Collected data

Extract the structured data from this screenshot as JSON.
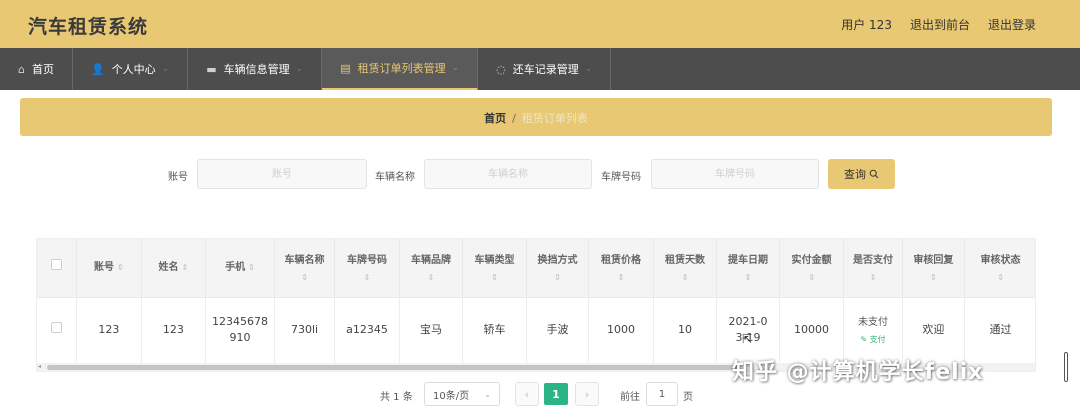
{
  "app": {
    "title": "汽车租赁系统"
  },
  "topbar": {
    "user": "用户 123",
    "back_front": "退出到前台",
    "logout": "退出登录"
  },
  "nav": {
    "items": [
      {
        "label": "首页",
        "icon": "home-icon",
        "glyph": "⌂",
        "chevron": ""
      },
      {
        "label": "个人中心",
        "icon": "user-icon",
        "glyph": "👤",
        "chevron": "⌄"
      },
      {
        "label": "车辆信息管理",
        "icon": "car-icon",
        "glyph": "▬",
        "chevron": "⌄"
      },
      {
        "label": "租赁订单列表管理",
        "icon": "list-icon",
        "glyph": "▤",
        "chevron": "⌄",
        "active": true
      },
      {
        "label": "还车记录管理",
        "icon": "record-icon",
        "glyph": "◌",
        "chevron": "⌄"
      }
    ]
  },
  "breadcrumb": {
    "home": "首页",
    "separator": "/",
    "current": "租赁订单列表"
  },
  "search": {
    "account_label": "账号",
    "account_placeholder": "账号",
    "car_name_label": "车辆名称",
    "car_name_placeholder": "车辆名称",
    "plate_label": "车牌号码",
    "plate_placeholder": "车牌号码",
    "button_label": "查询",
    "button_icon": "search-icon"
  },
  "table": {
    "sort_glyph": "⇕",
    "headers": [
      "账号",
      "姓名",
      "手机",
      "车辆名称",
      "车牌号码",
      "车辆品牌",
      "车辆类型",
      "换挡方式",
      "租赁价格",
      "租赁天数",
      "提车日期",
      "实付金额",
      "是否支付",
      "审核回复",
      "审核状态"
    ],
    "rows": [
      {
        "account": "123",
        "name": "123",
        "phone": "12345678910",
        "car_name": "730li",
        "plate": "a12345",
        "brand": "宝马",
        "type": "轿车",
        "gear": "手波",
        "price": "1000",
        "days": "10",
        "pickup_date": "2021-03-19",
        "paid_amount": "10000",
        "pay_status": "未支付",
        "pay_action": "支付",
        "review_reply": "欢迎",
        "review_status": "通过"
      }
    ]
  },
  "pagination": {
    "total": "共 1 条",
    "page_size": "10条/页",
    "prev": "‹",
    "current_page": "1",
    "next": "›",
    "goto_label": "前往",
    "goto_value": "1",
    "page_unit": "页"
  },
  "watermark": {
    "text": "知乎 @计算机学长felix"
  },
  "colors": {
    "accent": "#e8c873",
    "nav_bg": "#4d4d4d",
    "page_active": "#2bb486",
    "pay_link": "#3bb37a"
  }
}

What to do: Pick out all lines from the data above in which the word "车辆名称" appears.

Solved exercise:
    "car_name_label": "车辆名称",
    "car_name_placeholder": "车辆名称",
      "车辆名称",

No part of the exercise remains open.